Task description: Nothing but a number is needed here; count the lines of the listing that include "Base".

──────

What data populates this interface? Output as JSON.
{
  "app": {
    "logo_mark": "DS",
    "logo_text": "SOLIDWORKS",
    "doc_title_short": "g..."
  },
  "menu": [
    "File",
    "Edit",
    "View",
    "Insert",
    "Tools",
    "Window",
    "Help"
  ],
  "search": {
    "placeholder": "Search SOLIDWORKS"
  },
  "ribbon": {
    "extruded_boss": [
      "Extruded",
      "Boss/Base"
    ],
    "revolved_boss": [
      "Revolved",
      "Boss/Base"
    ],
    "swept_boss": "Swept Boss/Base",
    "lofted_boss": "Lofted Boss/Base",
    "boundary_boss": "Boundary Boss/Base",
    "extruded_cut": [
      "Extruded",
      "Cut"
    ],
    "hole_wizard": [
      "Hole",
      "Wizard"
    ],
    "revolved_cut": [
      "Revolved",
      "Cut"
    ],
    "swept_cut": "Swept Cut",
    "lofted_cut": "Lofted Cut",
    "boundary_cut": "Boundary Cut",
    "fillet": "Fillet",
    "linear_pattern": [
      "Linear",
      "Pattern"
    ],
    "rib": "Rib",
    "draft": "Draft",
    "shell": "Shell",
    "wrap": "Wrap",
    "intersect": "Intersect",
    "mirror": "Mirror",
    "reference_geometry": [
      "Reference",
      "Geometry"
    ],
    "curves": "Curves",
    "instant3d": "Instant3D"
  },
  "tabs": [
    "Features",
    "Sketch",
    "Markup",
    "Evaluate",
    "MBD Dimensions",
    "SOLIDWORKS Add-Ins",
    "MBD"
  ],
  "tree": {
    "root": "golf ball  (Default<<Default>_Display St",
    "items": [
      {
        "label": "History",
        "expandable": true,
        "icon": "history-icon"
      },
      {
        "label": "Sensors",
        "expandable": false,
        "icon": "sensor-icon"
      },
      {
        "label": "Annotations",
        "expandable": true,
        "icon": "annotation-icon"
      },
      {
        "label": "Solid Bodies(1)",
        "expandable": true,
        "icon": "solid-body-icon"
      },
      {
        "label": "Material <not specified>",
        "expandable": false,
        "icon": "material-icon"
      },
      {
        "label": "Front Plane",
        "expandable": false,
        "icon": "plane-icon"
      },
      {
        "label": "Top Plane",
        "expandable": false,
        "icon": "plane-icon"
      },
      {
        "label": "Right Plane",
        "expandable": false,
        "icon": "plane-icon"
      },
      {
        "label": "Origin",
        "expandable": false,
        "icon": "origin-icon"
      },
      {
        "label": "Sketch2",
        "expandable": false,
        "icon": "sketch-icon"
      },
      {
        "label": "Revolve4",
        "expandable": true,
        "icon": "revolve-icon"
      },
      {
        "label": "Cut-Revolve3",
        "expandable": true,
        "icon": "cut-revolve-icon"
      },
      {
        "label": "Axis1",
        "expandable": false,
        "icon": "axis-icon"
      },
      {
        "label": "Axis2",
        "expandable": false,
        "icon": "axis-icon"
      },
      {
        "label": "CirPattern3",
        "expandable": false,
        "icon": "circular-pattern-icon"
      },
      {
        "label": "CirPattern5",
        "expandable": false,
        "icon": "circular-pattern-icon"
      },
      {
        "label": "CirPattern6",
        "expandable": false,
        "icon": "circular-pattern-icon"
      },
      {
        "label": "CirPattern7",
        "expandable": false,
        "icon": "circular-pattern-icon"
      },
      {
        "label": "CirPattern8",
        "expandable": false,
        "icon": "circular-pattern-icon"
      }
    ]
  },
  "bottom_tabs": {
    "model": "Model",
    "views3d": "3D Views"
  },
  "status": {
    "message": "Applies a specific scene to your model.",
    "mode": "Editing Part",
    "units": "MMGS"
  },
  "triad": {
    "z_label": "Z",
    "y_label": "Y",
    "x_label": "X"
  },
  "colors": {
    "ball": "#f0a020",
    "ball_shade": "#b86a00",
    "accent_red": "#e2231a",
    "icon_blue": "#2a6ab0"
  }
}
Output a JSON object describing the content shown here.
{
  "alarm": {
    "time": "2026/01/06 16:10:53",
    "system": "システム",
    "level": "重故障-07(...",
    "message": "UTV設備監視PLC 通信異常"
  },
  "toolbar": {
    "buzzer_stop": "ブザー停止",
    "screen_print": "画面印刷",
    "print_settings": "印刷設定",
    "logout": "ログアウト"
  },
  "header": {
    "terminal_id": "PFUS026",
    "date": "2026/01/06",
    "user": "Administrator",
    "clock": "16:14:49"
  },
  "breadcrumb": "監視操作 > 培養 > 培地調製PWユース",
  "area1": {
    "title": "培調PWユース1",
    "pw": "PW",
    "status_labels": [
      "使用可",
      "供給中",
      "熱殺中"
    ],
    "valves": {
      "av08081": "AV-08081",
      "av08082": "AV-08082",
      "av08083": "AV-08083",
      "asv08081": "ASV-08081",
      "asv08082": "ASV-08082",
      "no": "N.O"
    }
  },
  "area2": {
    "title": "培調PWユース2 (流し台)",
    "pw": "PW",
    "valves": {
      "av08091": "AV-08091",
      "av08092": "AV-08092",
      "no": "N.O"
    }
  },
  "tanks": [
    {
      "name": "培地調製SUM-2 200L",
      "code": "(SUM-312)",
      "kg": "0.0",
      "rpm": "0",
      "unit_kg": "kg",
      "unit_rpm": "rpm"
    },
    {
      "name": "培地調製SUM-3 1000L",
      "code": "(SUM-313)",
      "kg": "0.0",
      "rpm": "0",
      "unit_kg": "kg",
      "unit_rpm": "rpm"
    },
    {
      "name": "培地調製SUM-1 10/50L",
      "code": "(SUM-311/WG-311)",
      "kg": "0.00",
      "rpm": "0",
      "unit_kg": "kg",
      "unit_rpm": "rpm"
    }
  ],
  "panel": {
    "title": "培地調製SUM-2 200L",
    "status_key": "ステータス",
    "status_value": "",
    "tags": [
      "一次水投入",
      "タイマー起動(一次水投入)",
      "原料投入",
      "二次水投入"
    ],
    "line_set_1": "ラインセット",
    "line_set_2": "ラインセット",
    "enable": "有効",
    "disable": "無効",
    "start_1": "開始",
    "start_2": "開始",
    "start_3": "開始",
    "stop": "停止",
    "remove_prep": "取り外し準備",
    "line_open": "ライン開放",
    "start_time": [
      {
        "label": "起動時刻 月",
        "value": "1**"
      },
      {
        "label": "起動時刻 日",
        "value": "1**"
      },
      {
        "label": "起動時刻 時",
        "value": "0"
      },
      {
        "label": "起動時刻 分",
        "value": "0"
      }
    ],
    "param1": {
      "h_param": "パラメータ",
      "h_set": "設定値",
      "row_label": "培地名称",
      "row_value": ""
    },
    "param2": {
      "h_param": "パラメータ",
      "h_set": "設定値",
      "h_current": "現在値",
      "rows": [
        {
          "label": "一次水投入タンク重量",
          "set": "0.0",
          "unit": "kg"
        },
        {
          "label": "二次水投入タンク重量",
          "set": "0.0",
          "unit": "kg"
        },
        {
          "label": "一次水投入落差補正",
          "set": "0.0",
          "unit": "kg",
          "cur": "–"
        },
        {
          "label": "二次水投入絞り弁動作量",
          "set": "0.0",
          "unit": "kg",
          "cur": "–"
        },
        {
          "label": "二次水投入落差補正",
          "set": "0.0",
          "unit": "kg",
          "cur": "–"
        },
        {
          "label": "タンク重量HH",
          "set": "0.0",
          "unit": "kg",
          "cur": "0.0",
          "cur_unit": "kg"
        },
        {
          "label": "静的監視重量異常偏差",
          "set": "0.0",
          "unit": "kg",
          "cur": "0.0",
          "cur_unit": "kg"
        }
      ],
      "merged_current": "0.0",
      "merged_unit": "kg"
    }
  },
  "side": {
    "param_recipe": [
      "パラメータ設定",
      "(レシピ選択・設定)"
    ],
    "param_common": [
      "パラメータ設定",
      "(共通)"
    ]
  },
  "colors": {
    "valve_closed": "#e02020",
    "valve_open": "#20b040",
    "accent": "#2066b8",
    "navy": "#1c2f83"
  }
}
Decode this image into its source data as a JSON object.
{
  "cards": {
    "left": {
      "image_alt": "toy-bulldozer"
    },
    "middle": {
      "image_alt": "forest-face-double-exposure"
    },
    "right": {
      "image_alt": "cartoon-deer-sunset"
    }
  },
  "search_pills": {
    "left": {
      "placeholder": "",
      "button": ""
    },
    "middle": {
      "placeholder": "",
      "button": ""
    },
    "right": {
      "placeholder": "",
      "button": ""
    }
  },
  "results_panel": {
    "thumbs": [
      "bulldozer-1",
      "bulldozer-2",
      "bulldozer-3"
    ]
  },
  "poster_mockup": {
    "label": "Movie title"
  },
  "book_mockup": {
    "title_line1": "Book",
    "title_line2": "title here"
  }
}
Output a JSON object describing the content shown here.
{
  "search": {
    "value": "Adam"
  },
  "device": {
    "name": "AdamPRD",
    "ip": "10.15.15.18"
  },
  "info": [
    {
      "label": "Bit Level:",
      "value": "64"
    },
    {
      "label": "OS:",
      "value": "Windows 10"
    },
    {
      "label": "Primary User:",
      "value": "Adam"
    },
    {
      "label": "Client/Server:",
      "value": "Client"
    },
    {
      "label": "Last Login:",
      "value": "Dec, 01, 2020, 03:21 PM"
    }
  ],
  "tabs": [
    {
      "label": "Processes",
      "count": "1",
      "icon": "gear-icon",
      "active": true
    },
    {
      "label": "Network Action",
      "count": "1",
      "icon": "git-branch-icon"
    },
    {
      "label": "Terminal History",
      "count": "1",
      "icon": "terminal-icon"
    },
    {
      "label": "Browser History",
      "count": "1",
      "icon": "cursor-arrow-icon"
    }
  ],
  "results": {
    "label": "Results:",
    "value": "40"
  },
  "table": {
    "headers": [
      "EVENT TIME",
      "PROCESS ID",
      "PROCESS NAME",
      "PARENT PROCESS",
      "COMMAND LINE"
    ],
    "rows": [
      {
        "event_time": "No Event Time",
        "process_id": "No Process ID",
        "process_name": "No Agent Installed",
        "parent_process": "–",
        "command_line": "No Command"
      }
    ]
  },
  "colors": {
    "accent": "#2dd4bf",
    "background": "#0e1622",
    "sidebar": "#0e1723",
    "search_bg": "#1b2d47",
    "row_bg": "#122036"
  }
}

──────

Written answer: 5